Another plant disease that requires careful inspection of lower leaves of your plants, downy mildew begins to show itself on the topside of leaves as yellowish-white patches of color on older growth. Upon more careful inspection of the underside of these leaves, you may find a cotton-colored fungi. In growing zones that experience very high humidity and cooler temperatures, downy mildew can become a problem that infects multiple plants throughout your garden.
If you suspect plants in your garden are infected with downy mildew, remove and destroy those plants and soon as possible. This type of bacteria can survive winters on plant debris and in soil, so removing any signs of it from your garden right away is the best way to keep it from spreading. For plants that may be growing alongside an infected plant, introduce a copper spray. Begin using the copper spray about 2 weeks before long periods of wet weather, and repeat the treatment every week until all signs of downy mildew are gone.
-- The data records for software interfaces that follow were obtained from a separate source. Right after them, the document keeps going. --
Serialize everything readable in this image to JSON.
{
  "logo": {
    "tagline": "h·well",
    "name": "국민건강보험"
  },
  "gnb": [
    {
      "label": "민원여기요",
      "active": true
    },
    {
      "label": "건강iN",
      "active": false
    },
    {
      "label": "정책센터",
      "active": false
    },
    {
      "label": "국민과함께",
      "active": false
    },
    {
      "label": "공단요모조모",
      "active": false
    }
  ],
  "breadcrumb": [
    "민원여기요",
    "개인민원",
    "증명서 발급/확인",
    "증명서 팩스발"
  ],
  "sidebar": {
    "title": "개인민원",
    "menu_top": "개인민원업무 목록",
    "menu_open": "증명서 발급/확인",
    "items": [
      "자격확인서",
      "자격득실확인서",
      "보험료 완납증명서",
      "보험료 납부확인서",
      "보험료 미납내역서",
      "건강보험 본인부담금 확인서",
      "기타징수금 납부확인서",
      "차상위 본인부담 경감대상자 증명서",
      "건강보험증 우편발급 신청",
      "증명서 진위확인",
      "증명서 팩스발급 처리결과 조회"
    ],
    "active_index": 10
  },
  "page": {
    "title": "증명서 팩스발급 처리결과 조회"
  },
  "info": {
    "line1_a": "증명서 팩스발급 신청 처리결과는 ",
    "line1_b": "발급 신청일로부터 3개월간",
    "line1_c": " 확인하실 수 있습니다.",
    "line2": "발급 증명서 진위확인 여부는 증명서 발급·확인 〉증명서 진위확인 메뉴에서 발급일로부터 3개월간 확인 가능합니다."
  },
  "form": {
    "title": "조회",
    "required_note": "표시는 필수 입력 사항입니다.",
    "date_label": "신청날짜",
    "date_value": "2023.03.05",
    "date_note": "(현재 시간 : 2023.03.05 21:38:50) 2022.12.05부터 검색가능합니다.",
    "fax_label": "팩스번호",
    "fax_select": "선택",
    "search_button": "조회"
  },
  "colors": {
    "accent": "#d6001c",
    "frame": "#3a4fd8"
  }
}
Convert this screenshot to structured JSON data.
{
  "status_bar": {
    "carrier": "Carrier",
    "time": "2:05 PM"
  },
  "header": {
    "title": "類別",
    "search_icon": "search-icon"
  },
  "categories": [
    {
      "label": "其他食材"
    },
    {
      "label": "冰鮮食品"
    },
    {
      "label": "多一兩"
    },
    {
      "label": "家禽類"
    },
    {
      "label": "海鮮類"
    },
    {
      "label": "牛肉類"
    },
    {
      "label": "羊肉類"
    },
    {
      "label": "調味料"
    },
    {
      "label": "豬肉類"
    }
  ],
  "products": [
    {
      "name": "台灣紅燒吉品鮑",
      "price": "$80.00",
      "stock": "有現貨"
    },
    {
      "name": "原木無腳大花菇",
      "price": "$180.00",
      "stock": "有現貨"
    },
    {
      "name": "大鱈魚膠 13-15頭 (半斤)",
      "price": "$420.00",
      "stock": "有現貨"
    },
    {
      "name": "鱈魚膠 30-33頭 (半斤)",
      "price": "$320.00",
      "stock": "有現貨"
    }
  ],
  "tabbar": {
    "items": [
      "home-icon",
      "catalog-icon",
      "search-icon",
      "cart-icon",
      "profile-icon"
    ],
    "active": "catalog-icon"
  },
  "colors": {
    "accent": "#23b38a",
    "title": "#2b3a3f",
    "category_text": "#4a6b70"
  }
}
While not an actual bacterial disease like the previously mentioned issues, spider mites can wipe out an entire plant in a matter of days if they go unnoticed. While many think spider mites are insects, they are actually a type of arachnid. Spider mites tend to affect plants grown in hot, dry conditions, and will thrive in gardens with heavy insecticide use, since their natural predators will have been killed or repelled by it’s use. Host plants for these unwelcome garden visitors include plants like eggplant, strawberries, beans, melons, ornamental flowers, and most types of houseplants. You’ll be able to spot a spider mite infestation by noticing browned, curling leaves, and a type of webbing that looks spider-like.
To stop spider mites in their tracks, immediately prune away sections of plants that are infested, and discard in the trash. Visit your local garden center or nursery, where you’ll have a wide variety of insecticide treatments at your disposal. For an organic approach, apply neem oil or horticultural oil to all parts of the plants, in an attempt to kill eggs that may be laid throughout the leaves. If your local garden center sells ladybugs, they make an ideal (and easy) solution to slowing the spider mites from spreading. Plus, you’ll have happy ladybugs, as they make their way around your garden and eat up the spider mites.
These are just a few of the dozens upon dozens of types of diseases that home gardeners may face by growing a variety of plants. Whether you only grow vegetables, focus on flowers, or have a wide variety of greenery throughout your property, it’s always important to be on the lookout for signs of disease. By taking action at the first sign of a disease in a plant, you can be saving your entire crop, a large bed of blooming flowers, or expensive shrubbery.
Have you had to battle it out with a plant disease before? We’d love to hear your story! Share with us in the comments section below!